## Supplied records
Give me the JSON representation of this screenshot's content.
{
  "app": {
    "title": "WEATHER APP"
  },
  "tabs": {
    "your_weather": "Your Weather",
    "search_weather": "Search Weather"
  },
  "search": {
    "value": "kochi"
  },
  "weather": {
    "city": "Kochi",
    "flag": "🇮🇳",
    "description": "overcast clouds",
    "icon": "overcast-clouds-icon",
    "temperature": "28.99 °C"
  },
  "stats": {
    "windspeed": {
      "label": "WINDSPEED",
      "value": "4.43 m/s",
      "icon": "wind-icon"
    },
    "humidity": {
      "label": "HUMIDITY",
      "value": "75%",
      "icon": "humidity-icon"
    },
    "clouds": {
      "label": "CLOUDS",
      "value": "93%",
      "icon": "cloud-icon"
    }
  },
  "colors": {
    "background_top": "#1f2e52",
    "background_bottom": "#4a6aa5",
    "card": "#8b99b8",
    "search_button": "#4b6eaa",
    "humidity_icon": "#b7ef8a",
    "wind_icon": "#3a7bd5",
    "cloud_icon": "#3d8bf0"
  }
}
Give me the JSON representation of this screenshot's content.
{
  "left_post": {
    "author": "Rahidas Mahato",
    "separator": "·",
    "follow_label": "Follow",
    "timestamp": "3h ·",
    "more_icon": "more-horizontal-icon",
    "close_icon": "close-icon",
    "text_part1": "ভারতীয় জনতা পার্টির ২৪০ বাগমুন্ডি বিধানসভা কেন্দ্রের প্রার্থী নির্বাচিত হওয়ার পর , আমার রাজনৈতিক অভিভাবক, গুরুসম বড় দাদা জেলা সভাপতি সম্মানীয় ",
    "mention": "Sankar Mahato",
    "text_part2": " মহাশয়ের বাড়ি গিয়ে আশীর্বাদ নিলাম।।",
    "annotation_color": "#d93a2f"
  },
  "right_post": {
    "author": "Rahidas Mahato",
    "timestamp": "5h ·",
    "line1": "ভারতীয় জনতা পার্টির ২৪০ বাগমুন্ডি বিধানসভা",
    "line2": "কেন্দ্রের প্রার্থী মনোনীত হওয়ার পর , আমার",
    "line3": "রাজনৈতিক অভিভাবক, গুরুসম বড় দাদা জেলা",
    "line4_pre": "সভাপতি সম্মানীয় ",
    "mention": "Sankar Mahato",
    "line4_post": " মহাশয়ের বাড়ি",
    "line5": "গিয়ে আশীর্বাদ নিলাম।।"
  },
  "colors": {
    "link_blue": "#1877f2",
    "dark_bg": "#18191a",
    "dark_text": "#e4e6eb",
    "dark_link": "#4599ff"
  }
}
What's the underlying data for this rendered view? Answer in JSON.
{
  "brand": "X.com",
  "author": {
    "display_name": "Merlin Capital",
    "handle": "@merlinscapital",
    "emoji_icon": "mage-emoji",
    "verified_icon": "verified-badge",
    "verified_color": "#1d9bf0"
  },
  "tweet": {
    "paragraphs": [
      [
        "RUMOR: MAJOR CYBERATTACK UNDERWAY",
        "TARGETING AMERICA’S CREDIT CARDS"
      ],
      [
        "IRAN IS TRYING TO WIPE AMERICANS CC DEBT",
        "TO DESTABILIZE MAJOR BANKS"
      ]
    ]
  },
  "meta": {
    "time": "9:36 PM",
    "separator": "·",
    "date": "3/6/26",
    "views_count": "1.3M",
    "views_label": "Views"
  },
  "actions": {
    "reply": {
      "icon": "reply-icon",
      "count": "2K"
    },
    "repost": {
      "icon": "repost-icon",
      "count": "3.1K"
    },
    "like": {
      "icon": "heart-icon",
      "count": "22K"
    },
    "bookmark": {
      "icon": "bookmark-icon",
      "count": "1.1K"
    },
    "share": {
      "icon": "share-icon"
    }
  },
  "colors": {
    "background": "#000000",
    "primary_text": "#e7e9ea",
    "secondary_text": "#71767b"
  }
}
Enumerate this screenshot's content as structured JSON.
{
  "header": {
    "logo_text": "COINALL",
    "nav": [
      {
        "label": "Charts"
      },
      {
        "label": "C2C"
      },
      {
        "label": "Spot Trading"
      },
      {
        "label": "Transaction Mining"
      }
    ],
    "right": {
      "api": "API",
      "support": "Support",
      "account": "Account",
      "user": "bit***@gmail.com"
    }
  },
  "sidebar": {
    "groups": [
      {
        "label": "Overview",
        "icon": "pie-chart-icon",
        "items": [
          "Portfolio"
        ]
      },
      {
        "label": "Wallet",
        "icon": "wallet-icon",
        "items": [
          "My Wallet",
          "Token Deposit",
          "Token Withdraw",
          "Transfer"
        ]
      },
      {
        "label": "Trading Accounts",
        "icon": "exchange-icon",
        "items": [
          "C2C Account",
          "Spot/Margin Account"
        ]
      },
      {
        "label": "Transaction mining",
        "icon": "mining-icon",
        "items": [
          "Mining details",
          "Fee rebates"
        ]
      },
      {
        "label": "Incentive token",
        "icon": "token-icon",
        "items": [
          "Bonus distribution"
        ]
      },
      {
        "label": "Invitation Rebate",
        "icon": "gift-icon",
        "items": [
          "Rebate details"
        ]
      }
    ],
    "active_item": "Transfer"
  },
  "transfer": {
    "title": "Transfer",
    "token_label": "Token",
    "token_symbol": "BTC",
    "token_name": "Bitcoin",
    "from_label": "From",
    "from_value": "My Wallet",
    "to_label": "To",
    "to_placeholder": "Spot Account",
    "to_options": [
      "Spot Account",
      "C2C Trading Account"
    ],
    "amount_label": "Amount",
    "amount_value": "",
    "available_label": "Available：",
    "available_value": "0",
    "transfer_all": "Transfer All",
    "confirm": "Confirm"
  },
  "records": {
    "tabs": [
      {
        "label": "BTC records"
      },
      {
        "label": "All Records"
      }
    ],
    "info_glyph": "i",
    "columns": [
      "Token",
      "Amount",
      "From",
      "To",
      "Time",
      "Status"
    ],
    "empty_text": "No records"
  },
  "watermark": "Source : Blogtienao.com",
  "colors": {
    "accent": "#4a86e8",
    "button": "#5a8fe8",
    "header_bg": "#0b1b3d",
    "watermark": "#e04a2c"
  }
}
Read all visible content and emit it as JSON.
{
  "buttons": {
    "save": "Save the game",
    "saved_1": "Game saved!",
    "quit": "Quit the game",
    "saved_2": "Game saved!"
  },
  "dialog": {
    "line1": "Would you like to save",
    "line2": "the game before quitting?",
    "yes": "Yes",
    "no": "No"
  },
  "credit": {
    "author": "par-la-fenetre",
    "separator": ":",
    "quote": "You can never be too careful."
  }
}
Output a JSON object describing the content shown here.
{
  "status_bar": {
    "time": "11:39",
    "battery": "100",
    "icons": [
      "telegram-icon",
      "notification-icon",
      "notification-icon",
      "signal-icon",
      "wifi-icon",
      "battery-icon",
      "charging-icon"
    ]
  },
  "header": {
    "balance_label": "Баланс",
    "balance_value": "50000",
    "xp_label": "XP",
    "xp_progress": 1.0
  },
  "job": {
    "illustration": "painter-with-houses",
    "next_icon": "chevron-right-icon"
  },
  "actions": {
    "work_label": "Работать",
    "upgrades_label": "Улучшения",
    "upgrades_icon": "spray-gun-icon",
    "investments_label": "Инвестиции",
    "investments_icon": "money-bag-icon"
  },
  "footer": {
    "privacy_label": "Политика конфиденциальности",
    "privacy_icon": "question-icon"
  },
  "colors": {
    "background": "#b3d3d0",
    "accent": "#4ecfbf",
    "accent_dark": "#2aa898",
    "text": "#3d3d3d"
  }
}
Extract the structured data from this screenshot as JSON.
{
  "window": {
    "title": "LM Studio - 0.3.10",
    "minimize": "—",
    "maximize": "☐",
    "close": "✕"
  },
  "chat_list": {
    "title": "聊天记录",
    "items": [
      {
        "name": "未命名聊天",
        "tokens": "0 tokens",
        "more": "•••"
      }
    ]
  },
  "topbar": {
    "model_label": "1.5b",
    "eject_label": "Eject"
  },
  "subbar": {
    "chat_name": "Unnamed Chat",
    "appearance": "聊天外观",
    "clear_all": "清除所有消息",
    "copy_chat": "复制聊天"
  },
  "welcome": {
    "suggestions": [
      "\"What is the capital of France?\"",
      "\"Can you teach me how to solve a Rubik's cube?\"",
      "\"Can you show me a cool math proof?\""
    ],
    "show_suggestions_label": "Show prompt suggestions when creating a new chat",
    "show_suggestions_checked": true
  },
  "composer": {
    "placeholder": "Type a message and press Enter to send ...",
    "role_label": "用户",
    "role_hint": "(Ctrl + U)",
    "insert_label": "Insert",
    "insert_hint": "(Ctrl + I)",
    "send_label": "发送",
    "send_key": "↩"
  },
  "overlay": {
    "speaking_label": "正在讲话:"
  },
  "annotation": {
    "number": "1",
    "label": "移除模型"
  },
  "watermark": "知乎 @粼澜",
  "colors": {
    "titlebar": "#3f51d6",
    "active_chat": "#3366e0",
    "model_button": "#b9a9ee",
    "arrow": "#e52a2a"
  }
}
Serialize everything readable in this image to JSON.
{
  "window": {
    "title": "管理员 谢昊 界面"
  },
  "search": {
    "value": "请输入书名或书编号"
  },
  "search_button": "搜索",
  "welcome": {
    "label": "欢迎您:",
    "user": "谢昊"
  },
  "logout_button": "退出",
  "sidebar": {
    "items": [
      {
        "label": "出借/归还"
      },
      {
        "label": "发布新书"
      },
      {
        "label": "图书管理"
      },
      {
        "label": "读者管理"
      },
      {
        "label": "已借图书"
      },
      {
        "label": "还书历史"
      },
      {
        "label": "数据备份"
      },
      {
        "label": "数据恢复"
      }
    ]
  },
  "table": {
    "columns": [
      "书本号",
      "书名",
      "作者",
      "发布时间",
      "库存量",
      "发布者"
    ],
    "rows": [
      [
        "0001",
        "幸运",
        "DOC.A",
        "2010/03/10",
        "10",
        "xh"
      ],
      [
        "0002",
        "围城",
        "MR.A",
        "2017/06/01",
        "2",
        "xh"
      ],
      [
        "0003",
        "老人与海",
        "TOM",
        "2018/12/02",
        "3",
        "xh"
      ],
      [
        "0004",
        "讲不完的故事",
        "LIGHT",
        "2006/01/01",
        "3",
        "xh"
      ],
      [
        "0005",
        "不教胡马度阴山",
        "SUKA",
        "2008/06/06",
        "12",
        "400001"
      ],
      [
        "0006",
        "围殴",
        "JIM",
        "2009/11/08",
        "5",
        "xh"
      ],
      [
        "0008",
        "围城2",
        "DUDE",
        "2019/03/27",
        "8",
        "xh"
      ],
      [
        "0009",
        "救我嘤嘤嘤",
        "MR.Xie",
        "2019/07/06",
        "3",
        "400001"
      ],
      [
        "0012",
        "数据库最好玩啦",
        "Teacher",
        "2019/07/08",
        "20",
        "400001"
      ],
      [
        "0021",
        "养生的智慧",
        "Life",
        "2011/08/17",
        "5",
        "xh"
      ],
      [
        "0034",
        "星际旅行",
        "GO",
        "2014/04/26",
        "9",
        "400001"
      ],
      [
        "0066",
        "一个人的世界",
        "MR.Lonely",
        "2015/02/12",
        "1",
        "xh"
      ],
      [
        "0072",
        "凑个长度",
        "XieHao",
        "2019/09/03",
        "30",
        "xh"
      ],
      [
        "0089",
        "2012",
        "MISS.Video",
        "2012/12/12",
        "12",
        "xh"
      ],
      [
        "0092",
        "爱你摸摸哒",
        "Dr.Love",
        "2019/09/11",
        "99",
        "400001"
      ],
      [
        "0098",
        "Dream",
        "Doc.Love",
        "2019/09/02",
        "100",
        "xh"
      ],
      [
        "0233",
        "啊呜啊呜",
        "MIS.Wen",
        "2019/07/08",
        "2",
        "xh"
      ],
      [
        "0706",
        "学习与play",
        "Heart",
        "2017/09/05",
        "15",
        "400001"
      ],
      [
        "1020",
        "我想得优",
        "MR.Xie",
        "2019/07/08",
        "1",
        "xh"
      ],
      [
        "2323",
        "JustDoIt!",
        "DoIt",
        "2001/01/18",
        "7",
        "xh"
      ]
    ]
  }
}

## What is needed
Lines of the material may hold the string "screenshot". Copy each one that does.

## Answer to the exercise
Give me the JSON representation of this screenshot's content.
Give me the JSON representation of this screenshot's content.
Enumerate this screenshot's content as structured JSON.
Extract the structured data from this screenshot as JSON.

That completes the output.